Washington (CNN) – With suicide and unemployment on the rise among servicemen and servicewomen, U.S. Army Vice Chief of Staff Gen. Peter Chiarelli outlined steps the country can take to combat the issues.
In the two and a half years since Chiarelli became vice chair, he has seen a dramatic rise in those soldiers with post-traumatic stress disorder and traumatic brain injuries, jumping from 30 percent of the wounded population or 3,400 individuals, to 8,500 servicemen and servicewomen or 65 percent of the population.
We don’t “know the total effect of a decade of war. But I think that’s what we’re seeing,” Chiarelli said on CNN’s “State of the Union.” “Eleven percent of my soldiers have lost an arm or a leg or more in that population.”
To address the growing suicide rate among returning veterans, 156 of whom committed suicide last year, Chiarelli said more must be learned about the brain and the effects of long deployments.
“My personal opinion is we need to find a way to increase the money that's going into … these research efforts and veterans’ programs,” Chiarelli said.
He also said the country needs to help veterans “blend back into the community,” something retired Staff Sgt. Dale Beatty knows firsthand.
Beatty, a North Carolina native, was awarded a Purple Heart for his service in Iraq after he lost both his legs in a blast from an improvised explosive device that nearly destroyed his vehicle. He said the outreach he felt from his community when he returned home “really influenced the way my recovery progressed.”
“I didn’t have time to feel down for myself, especially being in the hospital, seeing people that were hurt worse than me,” Beatty said on CNN’s “State of the Union.” “I just knew I had to drive on for my wife and my two little kids and my family.”

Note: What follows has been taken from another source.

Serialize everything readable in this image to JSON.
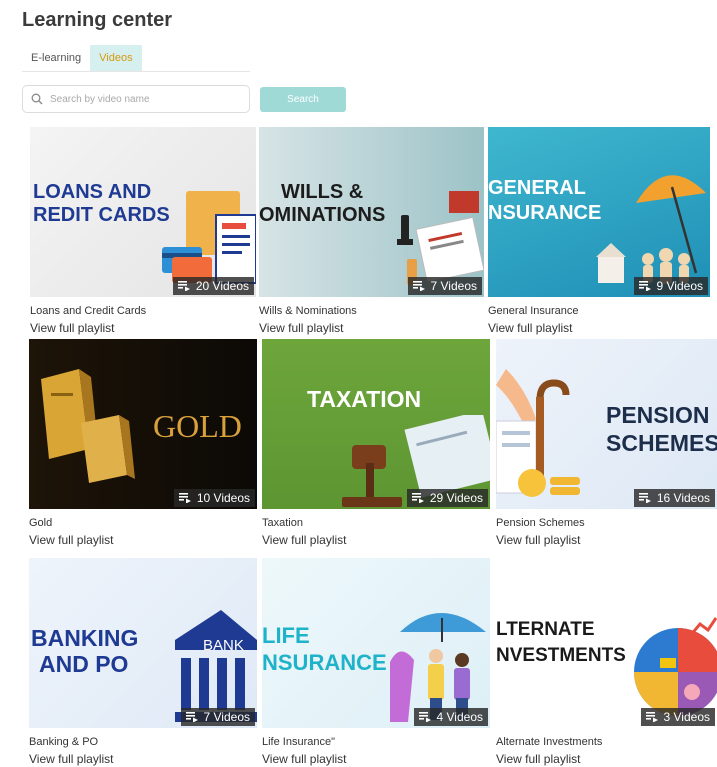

Beatty now runs Purple Heart Homes, a nonprofit organization that provides housing for disabled veterans.
He is one of the many voices calling for Washington and the American people to help veterans as they re-enter society and start a new chapter in their lives.

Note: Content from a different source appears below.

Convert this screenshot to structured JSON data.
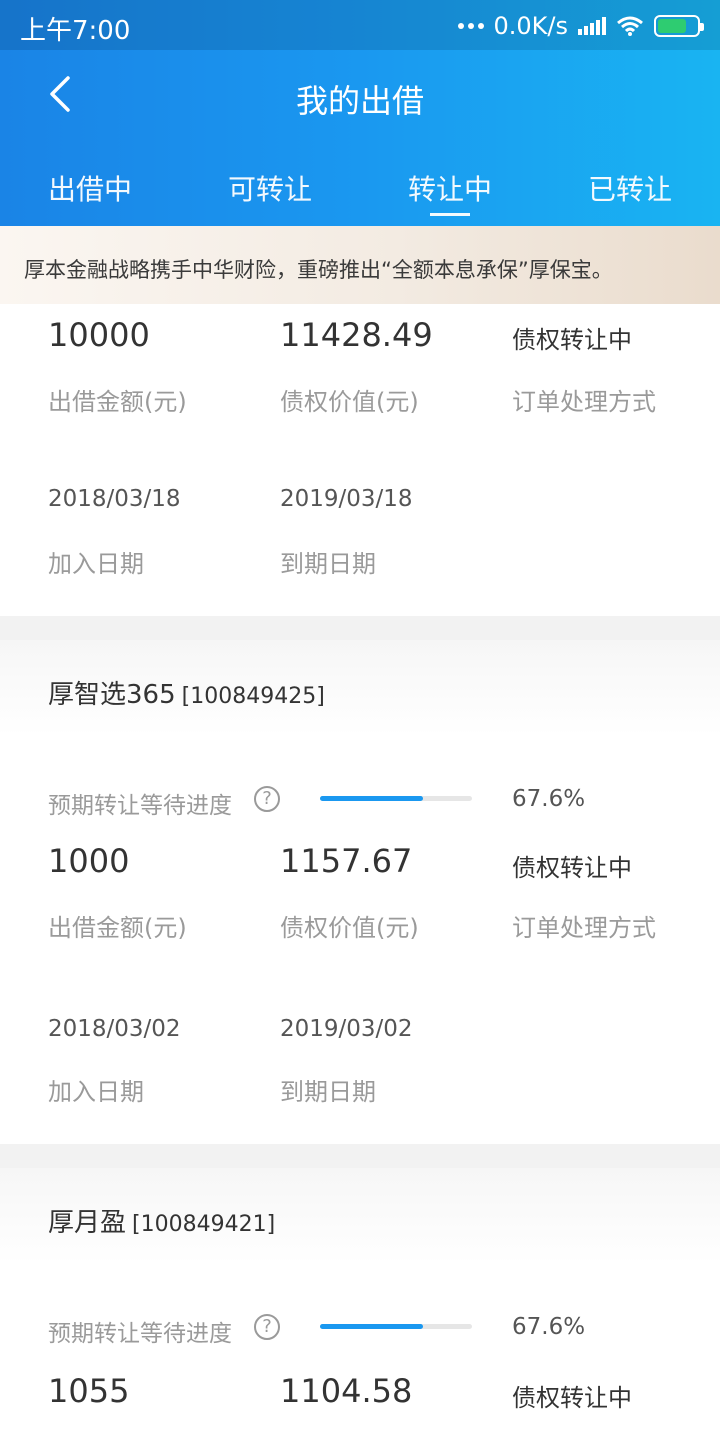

Paul Rieckhoff, the founder and executive director of Iraq and Afghanistan Veterans of America, said the veterans of today need a “constant and consistent commitment to this generation of warriors,” which is facing education, employment and health challenges.
“If you think about Memorial Day, most Americans are going to go to the beach. We’re going to go to Arlington Cemetery,” Rieckhoff said. “So it really reveals the divide that exists between the military and our veterans’ community and the rest of the American public.”
Rieckhoff said “Washington hasn’t done enough” and issued a call to President Barack Obama, who he said can use his bully pulpit to bring down the unemployment rate among veterans.
“Ask the American public to help. Ask the American public to do something to get involved,” Rieckhoff said. “And most urgently, what we need is employment. We need jobs.”
There are 3.27 million veterans collecting VA disability and 837,000 currently unemployed, according to the Bureau of Labor Statistics of Veterans Affairs. Eighty-five percent of Americans polled in the most recent CNN/Opinion Research Corporation Survey on the issue said preventing cuts in veterans’ benefits is more important than reducing the deficit.
Democratic Sen. Patty Murray of Washington is one of the politicians advocating on behalf of veterans.
She has introduced two measures aimed at easing the transition of service members into civilian life. The “Hiring Heroes Act of 2011” requires job training for all service members returning home and the “Veteran Employment Transition Act of 2011” gives tax credits to employers who hire veterans while easing the requirements needed to receive the credits.
Murray, who chairs the Senate Committee on Veterans’ Affairs, said “bureaucracy and VA always go right together,” but that when it comes to finding employment a lack of understanding about veterans’ skills and a lack of training are the biggest contributors.
She cited those individuals who have served as a medic or driven a truck for yeas in the service and then are unable to retain similar jobs upon their return.
“We, as a country, have to remember when all we scream about is deficit reduction, we’re going to leave some people behind, and I’m very worried it’s our veterans,” Murray told CNN Chief Political Correspondent Candy Crowley.
“If we don't make sure that we help those men and women who are coming home today get a job, help with their physical and mental injuries, get through the benefits claim process, 20 years from now our country will have on its conscience a high number of veterans who we've lost because of suicide, who are homeless on the streets and who've been lost,” Murray said. “I don't want to see that happen.”
Watch State of the Union with Candy Crowley Sundays at 9am ET. For the latest from State of the Union click here.